How Does It End?
When I was writing screenplays, I did a "Pitch Festival." That's where you go to an event where there are a whole bunch of execs and agents and such in a room, and you sign up to make 5-10 minute pitch meetings. The bell rings, you run to your assigned spot, and start pitching, they ask some questions, you answer, then the bell rings again and you run off to the next one.
Some of these execs were very good at pulling they needed out of flustered authors. One guy finished up each session with one simple question -- he said it was how he know the whole flavor of your story: what is the very last thing that happens, the very last image before the credits roll?
The story I was pitching that day was The Scenic Route -- a story about a pair of directionally challenged robbers who get lost on their getaway. And when I say lost, I mean really really lost. By the end of the first act, they aren't sure what state they are in. By the end of the story, they've lost everything - even their cool sunglasses, but they've gained some friends -- something they've never had -- and a kind of family, and the first rudimentary sense of responsiblity.
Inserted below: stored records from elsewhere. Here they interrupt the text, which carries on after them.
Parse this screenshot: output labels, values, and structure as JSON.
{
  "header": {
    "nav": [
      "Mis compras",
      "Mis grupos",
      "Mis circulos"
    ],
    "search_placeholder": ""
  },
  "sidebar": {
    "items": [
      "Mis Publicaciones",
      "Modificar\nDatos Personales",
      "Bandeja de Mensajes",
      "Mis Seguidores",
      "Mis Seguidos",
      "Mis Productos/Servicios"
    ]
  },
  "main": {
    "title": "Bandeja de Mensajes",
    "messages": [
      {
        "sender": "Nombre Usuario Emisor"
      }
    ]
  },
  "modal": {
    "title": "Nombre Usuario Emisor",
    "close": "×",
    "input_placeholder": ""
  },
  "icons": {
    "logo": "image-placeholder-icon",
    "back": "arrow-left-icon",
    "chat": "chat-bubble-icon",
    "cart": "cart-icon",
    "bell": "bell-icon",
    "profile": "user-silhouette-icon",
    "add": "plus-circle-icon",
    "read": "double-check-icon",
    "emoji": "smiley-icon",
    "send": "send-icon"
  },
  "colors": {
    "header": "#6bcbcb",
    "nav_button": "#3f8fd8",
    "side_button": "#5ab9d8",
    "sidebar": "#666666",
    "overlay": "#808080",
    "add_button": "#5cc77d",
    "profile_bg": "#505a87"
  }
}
But they have a long way to go, and the only thing they know how to do is steal, so the end I gave the exec was that they steal a car to take care of their friends, and as they make their getaway, they turn the wrong way. Ha ha. Funny ending.
The exec liked it, but didn't ask for the script.
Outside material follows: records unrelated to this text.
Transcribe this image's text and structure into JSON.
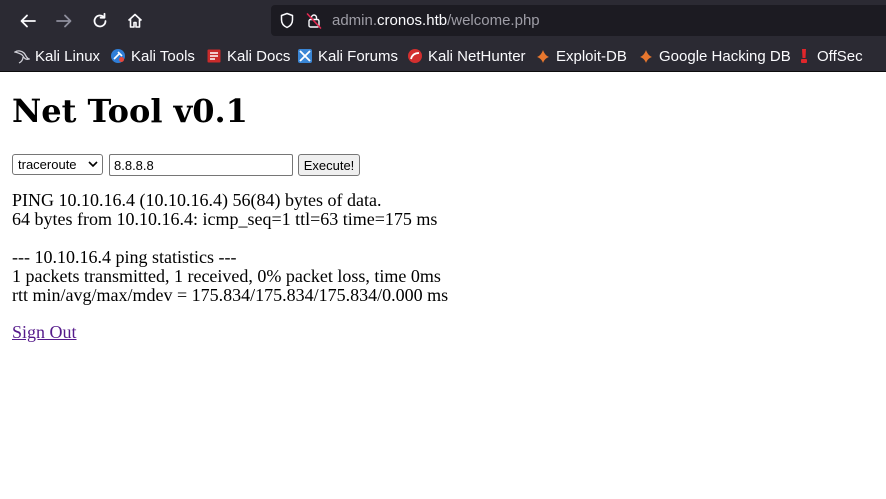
{
  "browser": {
    "url_prefix": "admin.",
    "url_host": "cronos.htb",
    "url_path": "/welcome.php",
    "bookmarks": [
      {
        "label": "Kali Linux",
        "icon": "kali-dragon-icon"
      },
      {
        "label": "Kali Tools",
        "icon": "kali-tools-icon"
      },
      {
        "label": "Kali Docs",
        "icon": "kali-docs-icon"
      },
      {
        "label": "Kali Forums",
        "icon": "kali-forums-icon"
      },
      {
        "label": "Kali NetHunter",
        "icon": "nethunter-icon"
      },
      {
        "label": "Exploit-DB",
        "icon": "exploit-db-icon"
      },
      {
        "label": "Google Hacking DB",
        "icon": "ghdb-icon"
      },
      {
        "label": "OffSec",
        "icon": "offsec-icon"
      }
    ]
  },
  "page": {
    "title": "Net Tool v0.1",
    "command_select": "traceroute",
    "host_input": "8.8.8.8",
    "execute_label": "Execute!",
    "output_lines": [
      "PING 10.10.16.4 (10.10.16.4) 56(84) bytes of data.",
      "64 bytes from 10.10.16.4: icmp_seq=1 ttl=63 time=175 ms",
      "",
      "--- 10.10.16.4 ping statistics ---",
      "1 packets transmitted, 1 received, 0% packet loss, time 0ms",
      "rtt min/avg/max/mdev = 175.834/175.834/175.834/0.000 ms"
    ],
    "signout_label": "Sign Out"
  }
}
But his question bothered me. I realized that the ending was wrong. The whole schtick about making wrong turns isn't a joke. It's a theme. The story is, overtly, about characters who struggle to find their way morally as well as directionally. These guys have no point of reference for either thing, except for each other. They have no compass. And that's the theme. It's not about being lost and making wrong turns. It's about struggling to find your way with out a compass. Because they DO struggle.
Having Luther (who isn't usually the driver, but now he wants to drive because he wants to find his own way) make a wrong turn is not thematic. It's just random. Furthermore, because they'd gained some members to the gang who aren't directoinally challenged, they do now have a kind of compass.
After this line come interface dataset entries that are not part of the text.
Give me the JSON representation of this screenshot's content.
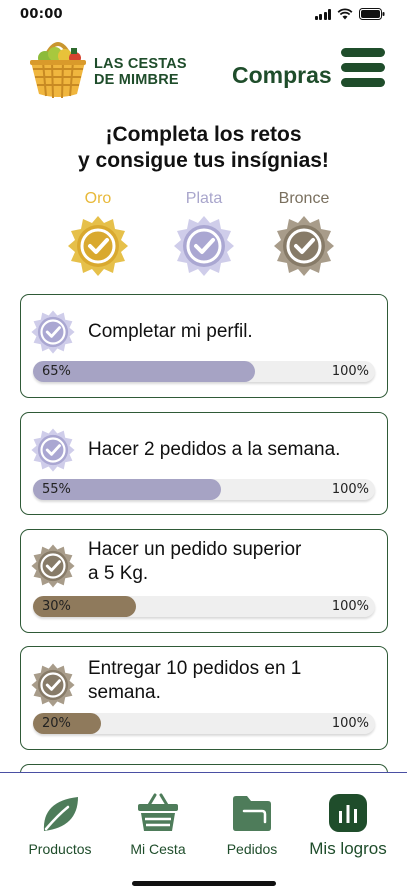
{
  "status_bar": {
    "time": "00:00"
  },
  "header": {
    "brand_line1": "LAS CESTAS",
    "brand_line2": "DE MIMBRE",
    "section_title": "Compras"
  },
  "heading": {
    "line1": "¡Completa los retos",
    "line2": "y consigue tus insígnias!"
  },
  "medals": [
    {
      "label": "Oro",
      "color": "#e0b63c",
      "label_color": "#e8b93a"
    },
    {
      "label": "Plata",
      "color": "#b8b6dc",
      "label_color": "#a9a6cc"
    },
    {
      "label": "Bronce",
      "color": "#8f8372",
      "label_color": "#7a705f"
    }
  ],
  "challenges": [
    {
      "title_line1": "Completar mi perfil.",
      "title_line2": "",
      "progress": 0.65,
      "progress_label": "65%",
      "max_label": "100%",
      "medal": "silver",
      "fill_color": "#a6a3c4"
    },
    {
      "title_line1": "Hacer 2 pedidos a la semana.",
      "title_line2": "",
      "progress": 0.55,
      "progress_label": "55%",
      "max_label": "100%",
      "medal": "silver",
      "fill_color": "#a6a3c4"
    },
    {
      "title_line1": "Hacer un pedido superior",
      "title_line2": "a 5 Kg.",
      "progress": 0.3,
      "progress_label": "30%",
      "max_label": "100%",
      "medal": "bronze",
      "fill_color": "#8f7a5c"
    },
    {
      "title_line1": "Entregar 10 pedidos en 1",
      "title_line2": "semana.",
      "progress": 0.2,
      "progress_label": "20%",
      "max_label": "100%",
      "medal": "bronze",
      "fill_color": "#8f7a5c"
    }
  ],
  "nav": {
    "items": [
      {
        "label": "Productos",
        "icon": "leaf-icon"
      },
      {
        "label": "Mi Cesta",
        "icon": "basket-icon"
      },
      {
        "label": "Pedidos",
        "icon": "folder-icon"
      },
      {
        "label": "Mis logros",
        "icon": "chart-icon",
        "active": true
      }
    ]
  },
  "colors": {
    "brand_green": "#1f4d2b",
    "icon_green": "#4e7c5a"
  }
}
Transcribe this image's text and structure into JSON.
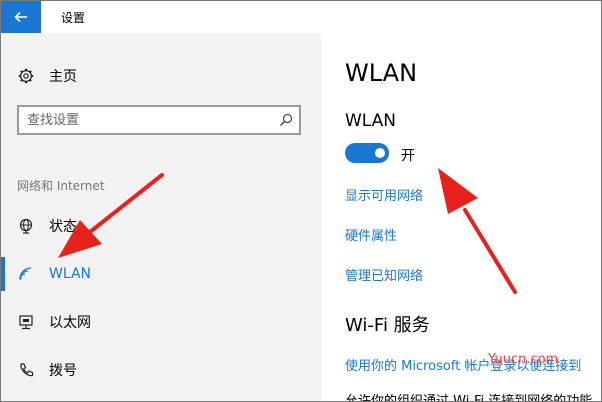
{
  "window": {
    "title": "设置"
  },
  "sidebar": {
    "home_label": "主页",
    "search_placeholder": "查找设置",
    "section_label": "网络和 Internet",
    "items": [
      {
        "label": "状态",
        "icon": "globe-icon"
      },
      {
        "label": "WLAN",
        "icon": "wifi-icon",
        "active": true
      },
      {
        "label": "以太网",
        "icon": "ethernet-icon"
      },
      {
        "label": "拨号",
        "icon": "phone-icon"
      }
    ]
  },
  "main": {
    "title": "WLAN",
    "subtitle": "WLAN",
    "toggle_state": "开",
    "links": [
      "显示可用网络",
      "硬件属性",
      "管理已知网络"
    ],
    "wifi_services_title": "Wi-Fi 服务",
    "wifi_services_link": "使用你的 Microsoft 帐户登录以便连接到",
    "cut_text": "允许你的组织通过 Wi-Fi 连接到网络的功能"
  },
  "watermark": "Yuucn.com",
  "colors": {
    "accent": "#1976d2",
    "annotation_arrow": "#e8211d",
    "watermark": "#ff3b30"
  }
}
So I changed the ending.
Luther does indeed turn right when he's told to turn left, but then we hear the voice of one of his new companions saying "Your other left!" And we see the car stop and turn around.
Now, when I did that, it wasn't because I had thought of my theme in words. It was more something I felt. But feeling it did help me make a right choice.
Themes in The Story Game
Themes are incredibly personal. I often find other people's theme choices to be incredibly dissatisfying.
Therefore, I recommend that you start your own theme list the way you should collect your own title words. It can, however help to start with someone else's lists -- to give you an idea of the kind of thing you might use.
When I started this game, I used the Brainstormer randomizer to pick a theme. Half of their choices don't make sense to me, so I usually keep spinning the wheel until I get something that does.
Here are a few of the words I use myself: Courage, Greed, Mentor/Pupil relationships, Fear, Self-Sacrifice, Indulgence, Growth, Darkness, Fire, Reflection, Twins, Celebration, Exhaustion, Desperation, Survival, Loss, Competition, Secrecy, Taste, Love of Life, Caretaking, Duty, Honor, Dullness, Shyness, Outsiders/Insiders, Barriers, Doorways, Inebriation, Amnesia, Self-Promotion, Self-Sacrifice, Pride, Lust, Steadfastness, Rot, Authority...
Taking the items that speak to you, maybe a few that challenge you, but leave the rest. Fill it in with your own.
I tend to focus on things that affect the choices a character makes. Personal qualities, relationships. However, I sometimes throw in something I see that sparks my imagination. I also like to put in words that have multiple meanings. ("Darkness" in a suspense can mean dark moods, evil motivations, ignorance, and the actual darkness of night or a dungeon.)
In the end, it can be anything that evokes a response in you. Tweak your list as you go.
Tomorrow we finally Play The Game! We'll put all the elements together and brainstorm a story concept out of it.
See you in the funny papers.